- What is needed -
Report each line of the entries below that has the word "structured" in it.

- Web page and app entries -
—————
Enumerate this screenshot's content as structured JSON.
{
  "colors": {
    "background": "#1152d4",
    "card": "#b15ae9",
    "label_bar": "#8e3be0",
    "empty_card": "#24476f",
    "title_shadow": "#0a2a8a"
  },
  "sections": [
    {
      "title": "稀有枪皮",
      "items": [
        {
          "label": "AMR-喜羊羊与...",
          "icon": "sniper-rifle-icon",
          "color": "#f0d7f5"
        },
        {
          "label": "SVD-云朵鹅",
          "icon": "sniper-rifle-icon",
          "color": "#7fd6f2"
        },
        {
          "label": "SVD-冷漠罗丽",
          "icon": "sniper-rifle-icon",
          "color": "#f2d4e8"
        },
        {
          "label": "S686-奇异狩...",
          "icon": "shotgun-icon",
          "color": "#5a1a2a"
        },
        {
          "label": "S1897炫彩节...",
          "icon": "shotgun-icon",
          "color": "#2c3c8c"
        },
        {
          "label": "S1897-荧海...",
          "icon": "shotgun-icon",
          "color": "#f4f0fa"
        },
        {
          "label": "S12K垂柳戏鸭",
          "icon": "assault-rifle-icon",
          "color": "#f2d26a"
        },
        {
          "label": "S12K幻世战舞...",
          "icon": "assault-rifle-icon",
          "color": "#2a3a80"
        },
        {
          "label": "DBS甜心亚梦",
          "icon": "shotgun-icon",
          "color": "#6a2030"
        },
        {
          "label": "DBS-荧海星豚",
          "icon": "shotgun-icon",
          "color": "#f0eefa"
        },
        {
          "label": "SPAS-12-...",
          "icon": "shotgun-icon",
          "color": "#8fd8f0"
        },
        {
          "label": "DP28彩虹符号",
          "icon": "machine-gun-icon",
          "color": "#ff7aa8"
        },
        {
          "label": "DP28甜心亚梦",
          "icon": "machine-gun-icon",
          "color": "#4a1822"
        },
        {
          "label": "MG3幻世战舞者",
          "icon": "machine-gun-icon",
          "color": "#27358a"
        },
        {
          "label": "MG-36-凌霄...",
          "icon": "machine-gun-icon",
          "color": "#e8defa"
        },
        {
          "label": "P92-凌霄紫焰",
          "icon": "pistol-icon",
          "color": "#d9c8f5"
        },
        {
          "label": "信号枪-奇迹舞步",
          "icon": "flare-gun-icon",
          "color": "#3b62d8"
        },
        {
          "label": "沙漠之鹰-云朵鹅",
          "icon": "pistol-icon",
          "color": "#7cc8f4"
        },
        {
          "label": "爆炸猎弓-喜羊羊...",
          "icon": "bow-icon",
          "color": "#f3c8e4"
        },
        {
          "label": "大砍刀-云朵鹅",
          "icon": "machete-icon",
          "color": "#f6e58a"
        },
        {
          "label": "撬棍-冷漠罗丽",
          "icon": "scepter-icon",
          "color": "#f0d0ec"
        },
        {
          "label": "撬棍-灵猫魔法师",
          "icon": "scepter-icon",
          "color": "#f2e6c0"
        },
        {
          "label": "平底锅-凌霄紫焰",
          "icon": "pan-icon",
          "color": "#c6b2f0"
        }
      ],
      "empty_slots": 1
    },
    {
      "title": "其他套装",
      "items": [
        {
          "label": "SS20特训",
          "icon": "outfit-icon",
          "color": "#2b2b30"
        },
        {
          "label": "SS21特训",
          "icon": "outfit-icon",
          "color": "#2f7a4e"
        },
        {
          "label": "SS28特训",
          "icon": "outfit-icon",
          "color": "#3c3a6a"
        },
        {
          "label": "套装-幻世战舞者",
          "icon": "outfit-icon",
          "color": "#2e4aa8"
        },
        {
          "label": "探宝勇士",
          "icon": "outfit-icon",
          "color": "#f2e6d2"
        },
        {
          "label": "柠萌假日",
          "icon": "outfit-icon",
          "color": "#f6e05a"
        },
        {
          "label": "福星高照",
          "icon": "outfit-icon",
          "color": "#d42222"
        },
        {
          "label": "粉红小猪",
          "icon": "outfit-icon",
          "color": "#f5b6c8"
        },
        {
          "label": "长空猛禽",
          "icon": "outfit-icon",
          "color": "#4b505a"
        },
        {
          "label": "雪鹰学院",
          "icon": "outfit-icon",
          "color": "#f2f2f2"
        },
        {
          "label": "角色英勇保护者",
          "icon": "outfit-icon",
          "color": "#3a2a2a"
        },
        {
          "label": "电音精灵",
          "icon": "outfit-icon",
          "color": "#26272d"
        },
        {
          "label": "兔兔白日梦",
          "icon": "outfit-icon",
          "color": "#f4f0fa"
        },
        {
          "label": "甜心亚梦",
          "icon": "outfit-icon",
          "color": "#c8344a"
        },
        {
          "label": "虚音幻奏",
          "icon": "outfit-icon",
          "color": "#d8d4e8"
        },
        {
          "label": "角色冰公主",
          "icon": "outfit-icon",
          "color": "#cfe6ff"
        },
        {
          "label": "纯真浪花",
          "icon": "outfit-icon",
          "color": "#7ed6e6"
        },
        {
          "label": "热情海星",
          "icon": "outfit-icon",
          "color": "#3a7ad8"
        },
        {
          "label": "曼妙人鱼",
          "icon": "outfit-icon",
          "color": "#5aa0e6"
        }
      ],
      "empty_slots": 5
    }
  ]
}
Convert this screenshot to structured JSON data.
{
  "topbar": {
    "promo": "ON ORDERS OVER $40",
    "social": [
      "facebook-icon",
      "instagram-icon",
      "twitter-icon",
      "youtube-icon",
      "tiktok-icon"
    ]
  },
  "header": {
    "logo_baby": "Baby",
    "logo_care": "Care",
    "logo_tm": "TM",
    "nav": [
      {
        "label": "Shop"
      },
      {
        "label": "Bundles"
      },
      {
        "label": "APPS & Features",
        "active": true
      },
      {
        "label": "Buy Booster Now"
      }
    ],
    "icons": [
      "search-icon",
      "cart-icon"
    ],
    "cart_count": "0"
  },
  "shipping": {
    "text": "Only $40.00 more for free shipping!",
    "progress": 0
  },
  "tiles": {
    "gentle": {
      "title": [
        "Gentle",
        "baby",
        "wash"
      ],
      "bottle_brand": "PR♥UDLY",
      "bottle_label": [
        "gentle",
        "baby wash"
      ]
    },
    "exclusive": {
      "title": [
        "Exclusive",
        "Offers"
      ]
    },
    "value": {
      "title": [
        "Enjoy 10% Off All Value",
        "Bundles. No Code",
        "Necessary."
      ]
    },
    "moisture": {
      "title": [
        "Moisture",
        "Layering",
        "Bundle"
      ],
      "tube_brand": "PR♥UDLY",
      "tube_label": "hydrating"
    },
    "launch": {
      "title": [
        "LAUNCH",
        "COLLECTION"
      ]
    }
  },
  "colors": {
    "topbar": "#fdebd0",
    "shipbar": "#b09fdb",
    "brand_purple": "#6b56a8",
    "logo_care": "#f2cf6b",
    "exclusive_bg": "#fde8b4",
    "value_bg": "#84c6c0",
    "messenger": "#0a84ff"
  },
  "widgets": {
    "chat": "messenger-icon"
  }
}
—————
- Answer for the task -
Enumerate this screenshot's content as structured JSON.
Convert this screenshot to structured JSON data.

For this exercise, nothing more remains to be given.